PROBLEM DESCRIPTION: Look through the lines below; wherever the word "bracket" appears, copy that line.

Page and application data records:
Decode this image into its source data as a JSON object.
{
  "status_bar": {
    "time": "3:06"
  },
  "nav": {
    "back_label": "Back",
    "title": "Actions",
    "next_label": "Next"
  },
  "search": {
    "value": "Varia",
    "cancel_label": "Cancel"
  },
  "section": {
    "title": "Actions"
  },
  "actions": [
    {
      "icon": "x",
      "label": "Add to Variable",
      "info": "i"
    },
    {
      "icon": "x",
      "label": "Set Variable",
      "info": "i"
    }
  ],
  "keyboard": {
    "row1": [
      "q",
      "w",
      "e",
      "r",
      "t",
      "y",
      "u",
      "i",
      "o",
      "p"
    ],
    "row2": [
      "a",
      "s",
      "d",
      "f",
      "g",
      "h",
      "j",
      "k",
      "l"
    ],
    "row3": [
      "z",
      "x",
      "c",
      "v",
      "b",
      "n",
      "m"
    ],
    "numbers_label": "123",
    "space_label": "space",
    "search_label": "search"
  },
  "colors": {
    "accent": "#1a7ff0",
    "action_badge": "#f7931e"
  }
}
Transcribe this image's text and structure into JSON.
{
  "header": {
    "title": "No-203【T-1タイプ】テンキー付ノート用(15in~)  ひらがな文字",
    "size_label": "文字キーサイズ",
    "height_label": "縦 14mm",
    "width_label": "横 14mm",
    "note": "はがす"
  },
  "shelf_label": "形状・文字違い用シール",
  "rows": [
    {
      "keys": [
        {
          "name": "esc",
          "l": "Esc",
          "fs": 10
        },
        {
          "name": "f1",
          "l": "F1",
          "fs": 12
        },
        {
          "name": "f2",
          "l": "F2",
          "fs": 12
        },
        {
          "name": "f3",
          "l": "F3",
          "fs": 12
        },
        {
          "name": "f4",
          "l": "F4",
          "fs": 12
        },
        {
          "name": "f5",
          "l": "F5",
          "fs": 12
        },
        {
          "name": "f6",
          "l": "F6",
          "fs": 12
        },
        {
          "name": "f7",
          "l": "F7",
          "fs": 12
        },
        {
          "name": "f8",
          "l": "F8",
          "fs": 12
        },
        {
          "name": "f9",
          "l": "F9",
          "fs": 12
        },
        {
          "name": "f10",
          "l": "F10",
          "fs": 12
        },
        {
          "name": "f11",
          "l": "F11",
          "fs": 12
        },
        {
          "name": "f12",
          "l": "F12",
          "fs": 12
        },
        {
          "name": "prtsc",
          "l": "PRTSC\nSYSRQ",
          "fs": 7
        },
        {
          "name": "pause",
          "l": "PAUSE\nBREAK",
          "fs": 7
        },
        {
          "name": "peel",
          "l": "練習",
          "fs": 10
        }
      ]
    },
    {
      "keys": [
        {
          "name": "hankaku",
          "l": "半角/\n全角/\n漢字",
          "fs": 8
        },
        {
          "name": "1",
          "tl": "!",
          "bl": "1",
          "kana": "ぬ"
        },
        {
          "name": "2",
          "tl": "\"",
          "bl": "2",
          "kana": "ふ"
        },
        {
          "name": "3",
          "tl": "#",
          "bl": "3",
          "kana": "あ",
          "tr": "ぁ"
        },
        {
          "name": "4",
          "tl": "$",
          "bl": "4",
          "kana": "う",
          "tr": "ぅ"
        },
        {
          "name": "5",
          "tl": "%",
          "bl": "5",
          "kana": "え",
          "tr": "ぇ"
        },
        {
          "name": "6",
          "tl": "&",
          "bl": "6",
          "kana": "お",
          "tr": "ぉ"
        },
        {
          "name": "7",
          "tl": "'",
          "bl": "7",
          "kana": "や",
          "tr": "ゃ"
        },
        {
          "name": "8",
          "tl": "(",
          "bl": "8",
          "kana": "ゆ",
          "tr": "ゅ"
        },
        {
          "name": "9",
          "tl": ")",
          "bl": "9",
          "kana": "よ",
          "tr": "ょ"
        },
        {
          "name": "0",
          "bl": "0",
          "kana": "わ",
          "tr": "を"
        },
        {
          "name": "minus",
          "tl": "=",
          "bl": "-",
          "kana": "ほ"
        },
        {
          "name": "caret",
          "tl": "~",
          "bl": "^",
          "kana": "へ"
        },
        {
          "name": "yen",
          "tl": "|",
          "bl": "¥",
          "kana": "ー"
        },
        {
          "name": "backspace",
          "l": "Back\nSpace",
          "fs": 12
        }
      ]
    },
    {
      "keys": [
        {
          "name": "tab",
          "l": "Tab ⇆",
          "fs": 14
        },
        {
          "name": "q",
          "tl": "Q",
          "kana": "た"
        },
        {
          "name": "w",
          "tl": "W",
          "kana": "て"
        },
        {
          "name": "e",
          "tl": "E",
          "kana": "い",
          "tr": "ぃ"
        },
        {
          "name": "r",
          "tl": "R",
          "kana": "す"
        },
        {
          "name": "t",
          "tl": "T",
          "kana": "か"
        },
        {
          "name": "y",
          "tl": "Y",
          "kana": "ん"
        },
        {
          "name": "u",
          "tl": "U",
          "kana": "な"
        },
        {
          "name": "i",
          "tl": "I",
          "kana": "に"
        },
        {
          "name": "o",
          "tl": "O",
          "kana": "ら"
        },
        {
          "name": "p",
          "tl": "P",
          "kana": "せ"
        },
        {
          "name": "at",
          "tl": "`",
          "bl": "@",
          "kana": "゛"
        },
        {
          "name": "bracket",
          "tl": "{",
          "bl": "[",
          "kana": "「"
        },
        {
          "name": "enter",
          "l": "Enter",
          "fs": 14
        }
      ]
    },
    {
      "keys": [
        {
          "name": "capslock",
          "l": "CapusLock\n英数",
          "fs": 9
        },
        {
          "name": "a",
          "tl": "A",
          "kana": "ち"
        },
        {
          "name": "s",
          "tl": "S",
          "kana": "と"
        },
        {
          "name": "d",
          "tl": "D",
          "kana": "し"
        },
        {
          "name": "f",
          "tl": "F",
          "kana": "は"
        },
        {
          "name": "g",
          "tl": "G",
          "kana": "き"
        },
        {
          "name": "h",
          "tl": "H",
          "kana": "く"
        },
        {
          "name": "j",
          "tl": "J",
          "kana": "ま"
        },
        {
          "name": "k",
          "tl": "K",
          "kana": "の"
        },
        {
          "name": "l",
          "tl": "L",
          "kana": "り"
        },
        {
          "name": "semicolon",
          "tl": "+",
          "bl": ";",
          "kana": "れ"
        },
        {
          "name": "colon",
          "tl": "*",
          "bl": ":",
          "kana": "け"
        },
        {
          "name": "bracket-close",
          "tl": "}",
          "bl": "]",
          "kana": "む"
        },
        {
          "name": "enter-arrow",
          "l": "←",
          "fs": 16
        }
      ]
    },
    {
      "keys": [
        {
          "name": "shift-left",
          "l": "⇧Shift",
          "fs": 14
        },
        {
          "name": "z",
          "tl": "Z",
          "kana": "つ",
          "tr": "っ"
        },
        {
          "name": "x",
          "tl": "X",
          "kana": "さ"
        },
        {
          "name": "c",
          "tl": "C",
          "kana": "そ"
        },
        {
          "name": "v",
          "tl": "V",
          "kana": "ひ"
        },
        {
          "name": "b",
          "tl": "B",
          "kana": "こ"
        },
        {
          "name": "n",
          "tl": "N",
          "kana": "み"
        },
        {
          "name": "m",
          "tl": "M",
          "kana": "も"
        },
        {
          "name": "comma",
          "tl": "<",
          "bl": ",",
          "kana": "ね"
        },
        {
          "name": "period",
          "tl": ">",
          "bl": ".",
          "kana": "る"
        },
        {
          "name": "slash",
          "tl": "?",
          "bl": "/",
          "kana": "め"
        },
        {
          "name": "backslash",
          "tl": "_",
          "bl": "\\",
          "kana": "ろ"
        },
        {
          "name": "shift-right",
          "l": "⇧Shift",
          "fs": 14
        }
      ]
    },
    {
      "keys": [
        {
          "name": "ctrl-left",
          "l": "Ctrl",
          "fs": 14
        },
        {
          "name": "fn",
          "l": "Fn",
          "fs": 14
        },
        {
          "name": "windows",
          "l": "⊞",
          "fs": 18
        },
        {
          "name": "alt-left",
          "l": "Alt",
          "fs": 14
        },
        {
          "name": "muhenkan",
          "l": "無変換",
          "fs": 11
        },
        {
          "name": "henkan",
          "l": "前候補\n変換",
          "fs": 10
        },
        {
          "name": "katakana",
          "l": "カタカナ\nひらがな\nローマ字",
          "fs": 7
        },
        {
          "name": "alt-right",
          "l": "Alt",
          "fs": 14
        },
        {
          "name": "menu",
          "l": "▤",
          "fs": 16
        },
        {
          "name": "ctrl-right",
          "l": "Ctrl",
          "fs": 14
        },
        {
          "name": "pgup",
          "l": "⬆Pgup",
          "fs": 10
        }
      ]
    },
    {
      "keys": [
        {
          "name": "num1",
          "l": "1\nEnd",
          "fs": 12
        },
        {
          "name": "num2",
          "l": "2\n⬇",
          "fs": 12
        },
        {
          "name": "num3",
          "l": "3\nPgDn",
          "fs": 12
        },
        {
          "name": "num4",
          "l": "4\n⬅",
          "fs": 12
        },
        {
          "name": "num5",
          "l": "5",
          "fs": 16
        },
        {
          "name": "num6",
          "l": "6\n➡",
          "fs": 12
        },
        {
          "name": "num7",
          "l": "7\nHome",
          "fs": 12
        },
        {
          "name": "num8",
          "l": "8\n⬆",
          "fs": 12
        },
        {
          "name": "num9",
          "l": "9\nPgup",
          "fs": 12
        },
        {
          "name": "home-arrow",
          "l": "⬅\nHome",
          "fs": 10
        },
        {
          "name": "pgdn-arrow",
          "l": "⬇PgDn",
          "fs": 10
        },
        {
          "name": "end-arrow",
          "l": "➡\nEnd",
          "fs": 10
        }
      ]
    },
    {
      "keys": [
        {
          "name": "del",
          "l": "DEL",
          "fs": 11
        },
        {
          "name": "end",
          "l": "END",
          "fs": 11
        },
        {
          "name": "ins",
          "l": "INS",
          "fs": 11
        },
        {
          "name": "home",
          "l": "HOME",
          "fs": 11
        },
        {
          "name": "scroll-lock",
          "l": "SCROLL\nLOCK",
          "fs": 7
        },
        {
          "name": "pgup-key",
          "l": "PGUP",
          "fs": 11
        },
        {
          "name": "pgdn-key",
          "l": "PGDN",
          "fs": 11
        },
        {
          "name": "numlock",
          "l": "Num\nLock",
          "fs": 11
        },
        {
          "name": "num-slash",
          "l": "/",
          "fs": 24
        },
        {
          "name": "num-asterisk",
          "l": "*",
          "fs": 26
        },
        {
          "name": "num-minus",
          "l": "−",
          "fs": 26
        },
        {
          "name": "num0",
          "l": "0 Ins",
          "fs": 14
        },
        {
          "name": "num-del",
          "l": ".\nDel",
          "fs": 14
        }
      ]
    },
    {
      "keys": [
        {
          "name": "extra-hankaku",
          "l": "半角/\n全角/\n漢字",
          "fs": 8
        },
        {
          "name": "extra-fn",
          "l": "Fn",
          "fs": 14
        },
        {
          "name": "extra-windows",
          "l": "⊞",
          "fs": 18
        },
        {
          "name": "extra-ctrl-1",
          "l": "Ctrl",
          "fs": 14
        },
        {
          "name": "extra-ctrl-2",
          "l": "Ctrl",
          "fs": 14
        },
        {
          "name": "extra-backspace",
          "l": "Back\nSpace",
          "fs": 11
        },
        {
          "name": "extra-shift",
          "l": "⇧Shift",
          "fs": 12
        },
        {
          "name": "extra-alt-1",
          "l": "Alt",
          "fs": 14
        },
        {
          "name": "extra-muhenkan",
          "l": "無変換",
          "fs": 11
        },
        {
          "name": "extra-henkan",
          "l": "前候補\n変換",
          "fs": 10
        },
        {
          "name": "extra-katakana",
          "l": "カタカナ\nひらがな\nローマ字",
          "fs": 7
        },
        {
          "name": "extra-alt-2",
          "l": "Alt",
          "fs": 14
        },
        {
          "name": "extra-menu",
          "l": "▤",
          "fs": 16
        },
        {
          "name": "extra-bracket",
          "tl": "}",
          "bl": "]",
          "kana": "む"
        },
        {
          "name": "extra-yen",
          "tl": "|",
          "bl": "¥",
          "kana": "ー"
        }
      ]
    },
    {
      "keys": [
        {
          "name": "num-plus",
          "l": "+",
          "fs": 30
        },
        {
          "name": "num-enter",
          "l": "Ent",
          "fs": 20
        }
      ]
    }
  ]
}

SOLUTION:
          "name": "bracket",
          "name": "bracket-close",
          "name": "extra-bracket",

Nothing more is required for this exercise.